Treat the line containing "Decode this image" as the first line of the answer and the last line of the data as its final line, reproducing every line between exactly.

■ ■ ■ ■ ■

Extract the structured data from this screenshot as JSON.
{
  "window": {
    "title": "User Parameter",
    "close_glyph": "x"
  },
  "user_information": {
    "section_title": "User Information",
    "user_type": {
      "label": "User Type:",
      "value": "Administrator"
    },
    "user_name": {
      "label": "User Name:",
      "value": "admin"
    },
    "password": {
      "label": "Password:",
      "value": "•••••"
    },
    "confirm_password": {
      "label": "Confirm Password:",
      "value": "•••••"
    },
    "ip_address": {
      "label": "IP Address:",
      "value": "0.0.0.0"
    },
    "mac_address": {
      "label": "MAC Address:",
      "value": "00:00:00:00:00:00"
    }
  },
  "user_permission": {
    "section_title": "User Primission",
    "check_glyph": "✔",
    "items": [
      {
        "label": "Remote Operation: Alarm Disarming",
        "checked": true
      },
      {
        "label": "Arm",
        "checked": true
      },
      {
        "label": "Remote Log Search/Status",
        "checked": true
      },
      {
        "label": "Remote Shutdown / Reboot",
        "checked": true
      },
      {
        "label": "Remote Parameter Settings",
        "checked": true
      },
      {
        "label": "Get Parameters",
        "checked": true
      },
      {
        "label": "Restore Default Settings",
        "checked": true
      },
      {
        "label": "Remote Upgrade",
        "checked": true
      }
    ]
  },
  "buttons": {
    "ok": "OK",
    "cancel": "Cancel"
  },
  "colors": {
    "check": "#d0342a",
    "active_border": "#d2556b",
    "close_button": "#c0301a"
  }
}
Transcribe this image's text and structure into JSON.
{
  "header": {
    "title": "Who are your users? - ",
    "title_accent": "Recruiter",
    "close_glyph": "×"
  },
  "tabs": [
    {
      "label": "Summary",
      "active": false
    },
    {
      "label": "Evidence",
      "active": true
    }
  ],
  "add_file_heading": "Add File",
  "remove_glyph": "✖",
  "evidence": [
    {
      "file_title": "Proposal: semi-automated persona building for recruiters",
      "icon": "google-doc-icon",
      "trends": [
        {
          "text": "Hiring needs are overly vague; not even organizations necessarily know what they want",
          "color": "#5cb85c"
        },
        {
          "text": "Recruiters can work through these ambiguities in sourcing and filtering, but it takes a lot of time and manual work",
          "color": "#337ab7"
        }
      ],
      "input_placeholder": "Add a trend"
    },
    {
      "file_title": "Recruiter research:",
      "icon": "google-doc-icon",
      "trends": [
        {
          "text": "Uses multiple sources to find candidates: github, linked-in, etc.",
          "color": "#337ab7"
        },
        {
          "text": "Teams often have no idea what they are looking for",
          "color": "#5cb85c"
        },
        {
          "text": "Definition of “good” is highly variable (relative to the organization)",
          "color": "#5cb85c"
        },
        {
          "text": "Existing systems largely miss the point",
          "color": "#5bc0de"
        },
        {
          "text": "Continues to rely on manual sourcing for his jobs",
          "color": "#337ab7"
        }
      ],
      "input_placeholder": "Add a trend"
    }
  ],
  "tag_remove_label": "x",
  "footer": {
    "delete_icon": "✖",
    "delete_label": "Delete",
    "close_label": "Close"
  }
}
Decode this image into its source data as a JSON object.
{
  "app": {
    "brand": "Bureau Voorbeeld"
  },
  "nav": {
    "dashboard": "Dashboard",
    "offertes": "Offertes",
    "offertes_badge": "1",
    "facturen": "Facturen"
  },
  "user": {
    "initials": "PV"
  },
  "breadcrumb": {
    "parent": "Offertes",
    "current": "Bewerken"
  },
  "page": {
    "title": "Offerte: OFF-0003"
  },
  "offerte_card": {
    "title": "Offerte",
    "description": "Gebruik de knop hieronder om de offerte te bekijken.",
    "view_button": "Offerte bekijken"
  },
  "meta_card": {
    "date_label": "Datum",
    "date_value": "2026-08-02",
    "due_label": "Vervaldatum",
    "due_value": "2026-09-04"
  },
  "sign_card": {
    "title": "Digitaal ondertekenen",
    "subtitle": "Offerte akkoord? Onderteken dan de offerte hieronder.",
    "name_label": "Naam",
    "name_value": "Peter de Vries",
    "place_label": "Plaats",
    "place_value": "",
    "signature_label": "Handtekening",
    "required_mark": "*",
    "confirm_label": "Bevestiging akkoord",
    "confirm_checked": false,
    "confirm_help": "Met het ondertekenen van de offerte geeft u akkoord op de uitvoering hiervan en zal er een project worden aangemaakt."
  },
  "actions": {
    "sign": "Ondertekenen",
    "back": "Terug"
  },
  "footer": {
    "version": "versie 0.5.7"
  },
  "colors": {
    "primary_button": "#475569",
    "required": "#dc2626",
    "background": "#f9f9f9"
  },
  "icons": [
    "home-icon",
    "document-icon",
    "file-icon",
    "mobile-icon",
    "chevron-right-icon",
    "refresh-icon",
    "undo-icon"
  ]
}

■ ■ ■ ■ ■

The answer >>
Decode this image into its source data as a JSON object.
{
  "app": {
    "brand": "Bureau Voorbeeld"
  },
  "nav": {
    "dashboard": "Dashboard",
    "offertes": "Offertes",
    "offertes_badge": "1",
    "facturen": "Facturen"
  },
  "user": {
    "initials": "PV"
  },
  "breadcrumb": {
    "parent": "Offertes",
    "current": "Bewerken"
  },
  "page": {
    "title": "Offerte: OFF-0003"
  },
  "offerte_card": {
    "title": "Offerte",
    "description": "Gebruik de knop hieronder om de offerte te bekijken.",
    "view_button": "Offerte bekijken"
  },
  "meta_card": {
    "date_label": "Datum",
    "date_value": "2026-08-02",
    "due_label": "Vervaldatum",
    "due_value": "2026-09-04"
  },
  "sign_card": {
    "title": "Digitaal ondertekenen",
    "subtitle": "Offerte akkoord? Onderteken dan de offerte hieronder.",
    "name_label": "Naam",
    "name_value": "Peter de Vries",
    "place_label": "Plaats",
    "place_value": "",
    "signature_label": "Handtekening",
    "required_mark": "*",
    "confirm_label": "Bevestiging akkoord",
    "confirm_checked": false,
    "confirm_help": "Met het ondertekenen van de offerte geeft u akkoord op de uitvoering hiervan en zal er een project worden aangemaakt."
  },
  "actions": {
    "sign": "Ondertekenen",
    "back": "Terug"
  },
  "footer": {
    "version": "versie 0.5.7"
  },
  "colors": {
    "primary_button": "#475569",
    "required": "#dc2626",
    "background": "#f9f9f9"
  },
  "icons": [
    "home-icon",
    "document-icon",
    "file-icon",
    "mobile-icon",
    "chevron-right-icon",
    "refresh-icon",
    "undo-icon"
  ]
}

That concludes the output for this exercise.